### Exercise details
Pick out the lines below that contain the string "true" and copy them all.

[[ Dataset excerpts, beginning ]]

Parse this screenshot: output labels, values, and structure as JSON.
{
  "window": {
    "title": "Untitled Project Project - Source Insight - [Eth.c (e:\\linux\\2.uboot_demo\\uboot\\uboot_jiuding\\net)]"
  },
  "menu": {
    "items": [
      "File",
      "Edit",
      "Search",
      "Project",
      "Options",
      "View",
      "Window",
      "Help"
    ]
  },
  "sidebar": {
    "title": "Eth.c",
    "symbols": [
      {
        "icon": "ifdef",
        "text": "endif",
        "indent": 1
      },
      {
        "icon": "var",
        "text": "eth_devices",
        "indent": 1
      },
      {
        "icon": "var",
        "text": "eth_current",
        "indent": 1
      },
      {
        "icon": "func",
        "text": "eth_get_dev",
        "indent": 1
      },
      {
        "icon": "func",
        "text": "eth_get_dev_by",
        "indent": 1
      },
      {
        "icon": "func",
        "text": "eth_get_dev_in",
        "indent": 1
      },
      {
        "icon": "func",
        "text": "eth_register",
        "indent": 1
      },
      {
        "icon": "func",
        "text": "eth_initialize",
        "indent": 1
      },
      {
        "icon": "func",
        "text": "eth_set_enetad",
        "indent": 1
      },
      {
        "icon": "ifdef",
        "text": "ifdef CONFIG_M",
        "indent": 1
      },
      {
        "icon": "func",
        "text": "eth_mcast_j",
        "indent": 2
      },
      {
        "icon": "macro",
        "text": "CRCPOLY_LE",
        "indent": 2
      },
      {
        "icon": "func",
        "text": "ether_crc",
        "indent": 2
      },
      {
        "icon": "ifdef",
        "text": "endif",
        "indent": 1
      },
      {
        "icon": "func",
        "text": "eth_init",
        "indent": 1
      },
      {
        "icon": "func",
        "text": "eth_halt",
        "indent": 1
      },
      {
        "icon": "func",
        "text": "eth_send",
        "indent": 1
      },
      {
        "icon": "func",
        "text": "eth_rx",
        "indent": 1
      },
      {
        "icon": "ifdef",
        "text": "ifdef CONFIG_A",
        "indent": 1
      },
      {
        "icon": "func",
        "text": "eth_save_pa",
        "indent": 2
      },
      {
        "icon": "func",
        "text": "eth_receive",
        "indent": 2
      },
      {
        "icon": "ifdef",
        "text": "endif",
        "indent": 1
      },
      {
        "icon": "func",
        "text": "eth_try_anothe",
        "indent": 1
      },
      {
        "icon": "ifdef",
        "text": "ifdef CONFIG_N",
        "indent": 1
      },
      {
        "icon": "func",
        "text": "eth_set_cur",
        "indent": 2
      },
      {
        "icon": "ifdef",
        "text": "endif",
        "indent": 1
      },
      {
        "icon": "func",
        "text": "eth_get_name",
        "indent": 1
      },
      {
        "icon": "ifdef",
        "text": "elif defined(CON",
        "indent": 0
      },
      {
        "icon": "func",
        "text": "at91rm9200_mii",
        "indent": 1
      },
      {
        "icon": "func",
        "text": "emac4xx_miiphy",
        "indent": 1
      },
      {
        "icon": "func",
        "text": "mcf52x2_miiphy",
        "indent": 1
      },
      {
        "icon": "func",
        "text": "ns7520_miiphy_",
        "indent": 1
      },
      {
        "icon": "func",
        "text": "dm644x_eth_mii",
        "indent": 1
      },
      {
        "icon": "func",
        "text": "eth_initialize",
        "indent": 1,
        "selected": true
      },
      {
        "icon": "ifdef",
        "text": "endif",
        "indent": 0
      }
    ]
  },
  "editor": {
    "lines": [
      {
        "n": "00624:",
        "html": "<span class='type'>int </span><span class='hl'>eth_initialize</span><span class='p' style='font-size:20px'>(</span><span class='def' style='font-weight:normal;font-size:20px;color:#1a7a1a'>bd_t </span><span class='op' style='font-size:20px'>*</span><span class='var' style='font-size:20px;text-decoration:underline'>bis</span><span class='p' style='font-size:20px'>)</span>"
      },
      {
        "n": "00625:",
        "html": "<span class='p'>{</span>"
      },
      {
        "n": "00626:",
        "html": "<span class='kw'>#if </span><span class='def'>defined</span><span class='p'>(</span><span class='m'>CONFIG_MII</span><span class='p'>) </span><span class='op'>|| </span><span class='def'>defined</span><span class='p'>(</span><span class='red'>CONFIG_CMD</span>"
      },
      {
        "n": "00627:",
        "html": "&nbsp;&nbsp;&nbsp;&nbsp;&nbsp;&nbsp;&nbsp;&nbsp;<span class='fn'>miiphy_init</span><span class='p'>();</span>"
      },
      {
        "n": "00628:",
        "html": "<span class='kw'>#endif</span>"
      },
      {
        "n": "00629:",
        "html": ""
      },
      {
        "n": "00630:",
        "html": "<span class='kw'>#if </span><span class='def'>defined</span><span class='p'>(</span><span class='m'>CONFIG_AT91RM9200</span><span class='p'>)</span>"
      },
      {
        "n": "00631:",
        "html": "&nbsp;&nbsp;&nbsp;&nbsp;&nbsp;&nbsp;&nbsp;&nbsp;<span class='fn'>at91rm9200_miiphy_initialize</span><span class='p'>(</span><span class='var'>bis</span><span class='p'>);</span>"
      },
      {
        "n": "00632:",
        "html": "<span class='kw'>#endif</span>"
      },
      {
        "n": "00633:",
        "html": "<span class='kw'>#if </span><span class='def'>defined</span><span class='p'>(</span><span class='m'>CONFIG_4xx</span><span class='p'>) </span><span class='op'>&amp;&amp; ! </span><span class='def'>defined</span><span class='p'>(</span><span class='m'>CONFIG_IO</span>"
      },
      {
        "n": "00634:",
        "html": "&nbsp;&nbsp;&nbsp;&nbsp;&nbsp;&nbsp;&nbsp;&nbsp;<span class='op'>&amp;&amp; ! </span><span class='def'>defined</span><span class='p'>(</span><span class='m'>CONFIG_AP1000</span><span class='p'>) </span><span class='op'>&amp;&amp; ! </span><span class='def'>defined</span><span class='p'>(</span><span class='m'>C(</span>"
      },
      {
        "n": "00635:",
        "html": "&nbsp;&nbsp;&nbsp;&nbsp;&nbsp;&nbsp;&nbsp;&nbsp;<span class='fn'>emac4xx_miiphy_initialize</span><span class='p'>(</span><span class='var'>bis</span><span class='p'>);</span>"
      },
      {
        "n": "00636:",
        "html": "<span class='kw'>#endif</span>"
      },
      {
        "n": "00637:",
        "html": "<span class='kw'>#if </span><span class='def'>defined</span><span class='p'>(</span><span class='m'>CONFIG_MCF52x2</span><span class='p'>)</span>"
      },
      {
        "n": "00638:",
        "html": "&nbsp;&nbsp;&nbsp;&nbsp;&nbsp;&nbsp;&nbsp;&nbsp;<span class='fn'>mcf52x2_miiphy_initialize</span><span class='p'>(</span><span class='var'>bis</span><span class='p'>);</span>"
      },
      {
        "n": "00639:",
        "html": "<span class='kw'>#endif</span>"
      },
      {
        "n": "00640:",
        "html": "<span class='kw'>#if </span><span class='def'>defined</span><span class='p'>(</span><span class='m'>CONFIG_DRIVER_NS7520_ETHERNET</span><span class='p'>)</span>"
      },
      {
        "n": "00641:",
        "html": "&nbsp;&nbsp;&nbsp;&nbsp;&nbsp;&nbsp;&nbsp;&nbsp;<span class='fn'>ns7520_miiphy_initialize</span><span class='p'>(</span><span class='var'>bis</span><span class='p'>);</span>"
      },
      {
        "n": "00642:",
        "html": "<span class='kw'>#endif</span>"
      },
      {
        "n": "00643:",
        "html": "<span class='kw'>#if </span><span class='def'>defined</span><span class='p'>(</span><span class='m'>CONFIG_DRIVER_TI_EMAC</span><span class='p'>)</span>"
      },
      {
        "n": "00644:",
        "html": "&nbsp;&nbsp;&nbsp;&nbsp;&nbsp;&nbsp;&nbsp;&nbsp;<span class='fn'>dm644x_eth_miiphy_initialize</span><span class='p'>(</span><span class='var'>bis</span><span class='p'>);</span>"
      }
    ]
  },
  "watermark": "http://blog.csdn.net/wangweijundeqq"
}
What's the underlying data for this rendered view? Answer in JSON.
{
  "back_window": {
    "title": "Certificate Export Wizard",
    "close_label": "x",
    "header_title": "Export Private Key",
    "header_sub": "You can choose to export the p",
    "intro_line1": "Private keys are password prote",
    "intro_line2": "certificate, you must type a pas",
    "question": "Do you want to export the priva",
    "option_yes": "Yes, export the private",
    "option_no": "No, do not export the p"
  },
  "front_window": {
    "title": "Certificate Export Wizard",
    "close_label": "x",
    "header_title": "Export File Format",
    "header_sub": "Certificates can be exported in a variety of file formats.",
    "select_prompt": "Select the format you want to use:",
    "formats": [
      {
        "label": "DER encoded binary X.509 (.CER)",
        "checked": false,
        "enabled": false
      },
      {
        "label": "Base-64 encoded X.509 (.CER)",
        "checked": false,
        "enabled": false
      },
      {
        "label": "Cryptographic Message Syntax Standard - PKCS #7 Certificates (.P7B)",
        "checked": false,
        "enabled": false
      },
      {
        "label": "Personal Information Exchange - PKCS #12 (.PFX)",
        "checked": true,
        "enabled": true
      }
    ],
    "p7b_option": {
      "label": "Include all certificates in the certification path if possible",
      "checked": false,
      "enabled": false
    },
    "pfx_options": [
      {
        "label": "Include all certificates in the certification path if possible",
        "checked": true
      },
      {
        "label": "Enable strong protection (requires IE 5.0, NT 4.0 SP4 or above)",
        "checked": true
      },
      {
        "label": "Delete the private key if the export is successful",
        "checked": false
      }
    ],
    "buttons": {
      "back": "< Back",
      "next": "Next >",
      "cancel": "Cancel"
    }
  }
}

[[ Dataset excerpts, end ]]

### The completed task
        "selected": true
        "checked": true,
        "enabled": true
        "checked": true
        "checked": true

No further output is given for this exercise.